Let us offer to God acceptable worship, with reverence and awe, for our God is a consuming fire. (Hebrews 12:28b-29)
The Frozen Chosen?
An icy worship service—for the most part, we’ve all experienced it. The preacher is unconvincing. The singing is barely audible. And the people? Well, frankly, they don’t look very happy to be there. Looking out across the congregation, you witness a yawn, some blank stares, and a man who keeps falling asleep during the sermon. It looks less like an exuberant, Gospel-enjoying church and more like a group of people awaiting root canals at the dentist’s office. It’s a depressing scene. (And for the record, I’m not talking about LifePoint.)
This has convinced me that coldness—or apathy that causes a lack of expressiveness—in worship doesn’t adorn the Gospel. The longer I lead worship, the more it occurs to me that Sunday morning ought to be the most thrilling time of the week for the people of LifePoint. After all, we gather because Jesus is alive and, therefore, we have endless reasons to burn with a white-hot enjoyment of God.

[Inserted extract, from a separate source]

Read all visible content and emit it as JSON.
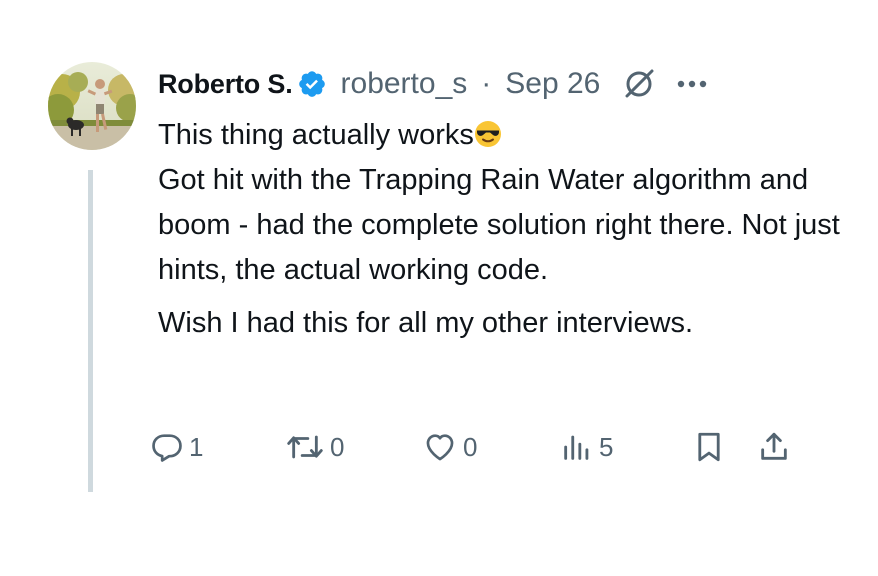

Now, at this point, perhaps you’re wondering, why make a big fuss about this? Does it really matter if corporate worship isn’t a non-stop thrill-ride? I believe it does.
For starters, a church’s lack of expression in worship can affect how profoundly it experiences God and the Gospel. Many frozen-chosen congregations have hindered one another from experiencing the full impact of His promises by watering them down with their stoicism. Conversely, when you’re surrounded by people who are on fire with gladness in the Gospel, you become eager to join in. In other words, an atmosphere of corporate worship is contagious for better or worse.
Bring Some Gasoline
To get a little metaphorical, it may be helpful to think of the church as being gathered to worship around an unquenchable flame. Picture the flame. Get it into your mind, for it is the blazing center of all times, places, peoples, and events—the glory of God manifested in His mighty works throughout history.
It burned when God called Abraham out of Ur to become a father of many nations. It burned when Israel smeared a lamb’s blood on their doorposts in Egypt, and when they passed through the waters of the Red Sea. It burned when Moses ascended Mount Sinai, when David reclaimed the ark of the covenant, and when Solomon dedicated the temple. It burned when Nehemiah led Israel to rebuild the wall and when they mourned over their sin as Ezra read the Law. It burned that night in Bethlehem when the immortal Son of God showed up in an infant’s body. It burned at a hill called Skull where He cried, “It is finished!” as He died alone on a cross. It burned three days later when an angel stood next to His empty grave, asking, “Why do you seek the living among the dead?” It burned—quite literally!—when the Holy Spirit showed up at Pentecost and made group of nobodies into world-changers who refused to stop spreading the News about their Friend from Nazareth. It burned on the road to Damascus, in a Philippian jail, and on the island of Patmos.
And, yes, it continues to burn each Lord’s Day at LifePoint when we gather to worship God. Therefore, we must ask ourselves as Sunday approaches: Will I bring gasoline to the flame this Sunday? In other words, will I joyfully magnify the glory of God in worship? Will I praise human history’s blazing center from the inside out? May the answer to that question be written on every smiling face and every raised hand. May it be told in every loud voice and every warm greeting. The manner in which we participate in the gathering will either cause freezer burn or create a tinder box among us. For you, what’s it going to be? I pray we’ll make the right decision.
Liturgy for Sunday, August 16, 2015:
Testimonies and Baptisms
Reading for Pastoral Prayer:
Who shall ascend the hill of the LORD? And who shall stand in his holy place? He who has clean hands and a pure heart, who does not lift up his soul to what is false and does not swear deceitfully. He will receive blessing from the LORD and righteousness from the God of his salvation. Such is the generation of those who seek him, who seek the face of the God of Jacob. (Psalm 24:3-6)
May the Lord, who is always faithful, establish you and guard you against the evil one that you may not grow weary in doing good. (based on 2 Thessalonians 3:3, 13)